Stored dataset items
=== Section Start ===

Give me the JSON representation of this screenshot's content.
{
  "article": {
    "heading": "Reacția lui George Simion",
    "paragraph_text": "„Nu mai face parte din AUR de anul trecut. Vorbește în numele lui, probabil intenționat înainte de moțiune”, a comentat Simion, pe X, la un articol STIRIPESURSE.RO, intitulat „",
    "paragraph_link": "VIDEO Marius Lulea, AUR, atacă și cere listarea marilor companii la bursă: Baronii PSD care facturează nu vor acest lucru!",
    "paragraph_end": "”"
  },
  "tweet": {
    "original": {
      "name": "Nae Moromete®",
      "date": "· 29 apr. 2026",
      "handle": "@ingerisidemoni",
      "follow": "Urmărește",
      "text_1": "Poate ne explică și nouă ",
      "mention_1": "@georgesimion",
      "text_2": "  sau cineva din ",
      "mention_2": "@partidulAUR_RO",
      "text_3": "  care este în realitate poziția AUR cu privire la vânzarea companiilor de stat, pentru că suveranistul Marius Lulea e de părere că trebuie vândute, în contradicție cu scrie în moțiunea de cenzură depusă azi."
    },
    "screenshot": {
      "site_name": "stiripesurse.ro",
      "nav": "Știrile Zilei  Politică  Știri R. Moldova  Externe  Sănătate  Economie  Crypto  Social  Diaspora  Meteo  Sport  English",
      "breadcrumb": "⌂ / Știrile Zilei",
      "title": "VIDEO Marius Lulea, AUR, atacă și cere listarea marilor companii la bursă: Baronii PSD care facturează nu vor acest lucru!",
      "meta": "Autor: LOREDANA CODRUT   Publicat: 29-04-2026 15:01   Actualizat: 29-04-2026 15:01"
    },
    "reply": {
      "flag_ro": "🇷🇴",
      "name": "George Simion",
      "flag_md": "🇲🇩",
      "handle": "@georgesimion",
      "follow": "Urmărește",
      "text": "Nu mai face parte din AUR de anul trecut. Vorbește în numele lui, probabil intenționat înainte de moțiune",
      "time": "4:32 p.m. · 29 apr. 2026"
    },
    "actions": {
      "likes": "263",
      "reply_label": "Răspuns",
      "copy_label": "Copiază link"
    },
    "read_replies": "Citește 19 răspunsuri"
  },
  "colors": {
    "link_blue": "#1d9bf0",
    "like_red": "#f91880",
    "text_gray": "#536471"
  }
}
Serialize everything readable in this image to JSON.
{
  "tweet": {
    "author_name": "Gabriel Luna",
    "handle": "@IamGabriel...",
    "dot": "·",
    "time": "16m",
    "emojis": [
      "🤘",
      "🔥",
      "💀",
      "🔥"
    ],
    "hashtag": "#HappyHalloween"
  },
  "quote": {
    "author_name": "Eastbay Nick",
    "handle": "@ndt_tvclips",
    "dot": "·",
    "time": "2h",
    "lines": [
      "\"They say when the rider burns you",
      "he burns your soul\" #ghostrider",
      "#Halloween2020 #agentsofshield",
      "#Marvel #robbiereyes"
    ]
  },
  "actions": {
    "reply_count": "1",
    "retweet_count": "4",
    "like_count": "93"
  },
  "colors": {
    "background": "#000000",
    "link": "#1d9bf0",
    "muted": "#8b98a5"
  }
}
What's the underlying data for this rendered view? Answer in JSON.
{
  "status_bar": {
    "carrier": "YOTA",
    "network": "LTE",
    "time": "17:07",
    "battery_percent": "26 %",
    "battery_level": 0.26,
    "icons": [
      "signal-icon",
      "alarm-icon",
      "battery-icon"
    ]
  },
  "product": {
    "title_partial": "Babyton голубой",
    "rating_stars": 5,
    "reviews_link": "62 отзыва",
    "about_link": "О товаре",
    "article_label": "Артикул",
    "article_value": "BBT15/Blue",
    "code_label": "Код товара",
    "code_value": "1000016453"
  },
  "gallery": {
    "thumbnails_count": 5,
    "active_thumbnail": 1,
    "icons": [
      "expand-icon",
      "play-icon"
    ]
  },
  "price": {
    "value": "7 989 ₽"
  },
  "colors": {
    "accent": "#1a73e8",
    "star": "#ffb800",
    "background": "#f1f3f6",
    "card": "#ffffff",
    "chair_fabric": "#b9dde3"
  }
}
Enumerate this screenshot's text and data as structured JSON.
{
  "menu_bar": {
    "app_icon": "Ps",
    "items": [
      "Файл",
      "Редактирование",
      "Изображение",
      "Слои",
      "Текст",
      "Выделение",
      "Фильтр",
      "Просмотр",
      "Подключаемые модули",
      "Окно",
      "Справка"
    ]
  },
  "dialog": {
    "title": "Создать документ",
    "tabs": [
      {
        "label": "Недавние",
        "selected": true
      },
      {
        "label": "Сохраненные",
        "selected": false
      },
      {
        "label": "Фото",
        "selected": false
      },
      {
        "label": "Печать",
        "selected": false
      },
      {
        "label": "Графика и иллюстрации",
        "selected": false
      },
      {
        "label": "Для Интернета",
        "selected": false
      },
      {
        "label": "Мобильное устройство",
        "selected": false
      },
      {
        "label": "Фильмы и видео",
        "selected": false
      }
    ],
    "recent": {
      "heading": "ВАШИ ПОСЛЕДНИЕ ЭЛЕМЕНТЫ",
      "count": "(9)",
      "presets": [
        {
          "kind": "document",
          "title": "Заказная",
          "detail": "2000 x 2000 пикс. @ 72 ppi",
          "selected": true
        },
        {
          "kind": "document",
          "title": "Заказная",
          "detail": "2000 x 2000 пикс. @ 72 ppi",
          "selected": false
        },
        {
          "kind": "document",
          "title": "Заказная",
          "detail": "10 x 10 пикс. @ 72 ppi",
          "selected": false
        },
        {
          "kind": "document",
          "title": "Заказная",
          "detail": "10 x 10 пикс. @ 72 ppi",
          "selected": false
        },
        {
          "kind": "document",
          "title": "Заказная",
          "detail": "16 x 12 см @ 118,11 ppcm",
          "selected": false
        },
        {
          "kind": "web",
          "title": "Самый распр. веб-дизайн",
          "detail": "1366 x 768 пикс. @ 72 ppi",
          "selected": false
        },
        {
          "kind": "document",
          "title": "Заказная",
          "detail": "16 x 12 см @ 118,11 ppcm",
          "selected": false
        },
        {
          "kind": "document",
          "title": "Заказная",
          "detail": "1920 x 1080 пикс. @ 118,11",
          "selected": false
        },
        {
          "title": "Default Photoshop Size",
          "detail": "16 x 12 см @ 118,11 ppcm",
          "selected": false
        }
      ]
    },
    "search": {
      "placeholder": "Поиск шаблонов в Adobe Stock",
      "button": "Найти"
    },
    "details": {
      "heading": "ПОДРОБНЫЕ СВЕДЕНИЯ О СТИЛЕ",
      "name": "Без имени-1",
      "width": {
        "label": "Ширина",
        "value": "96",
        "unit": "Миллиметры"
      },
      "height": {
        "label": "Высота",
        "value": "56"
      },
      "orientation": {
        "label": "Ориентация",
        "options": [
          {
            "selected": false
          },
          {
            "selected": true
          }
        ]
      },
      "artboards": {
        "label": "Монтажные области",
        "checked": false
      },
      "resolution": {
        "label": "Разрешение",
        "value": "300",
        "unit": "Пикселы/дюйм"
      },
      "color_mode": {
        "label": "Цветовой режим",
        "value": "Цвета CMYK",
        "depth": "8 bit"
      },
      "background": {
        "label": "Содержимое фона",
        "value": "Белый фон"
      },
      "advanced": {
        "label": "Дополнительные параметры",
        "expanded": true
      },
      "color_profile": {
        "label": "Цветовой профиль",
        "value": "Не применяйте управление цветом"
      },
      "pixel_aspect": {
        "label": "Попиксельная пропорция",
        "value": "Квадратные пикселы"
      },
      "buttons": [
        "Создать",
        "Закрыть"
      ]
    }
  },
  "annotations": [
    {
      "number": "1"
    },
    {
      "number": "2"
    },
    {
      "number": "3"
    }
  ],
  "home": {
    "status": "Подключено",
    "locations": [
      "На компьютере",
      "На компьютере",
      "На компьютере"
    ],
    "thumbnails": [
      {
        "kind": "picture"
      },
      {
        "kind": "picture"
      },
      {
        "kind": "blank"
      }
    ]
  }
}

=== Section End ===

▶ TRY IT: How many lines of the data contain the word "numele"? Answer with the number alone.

▶ WRITTEN REPLY: 2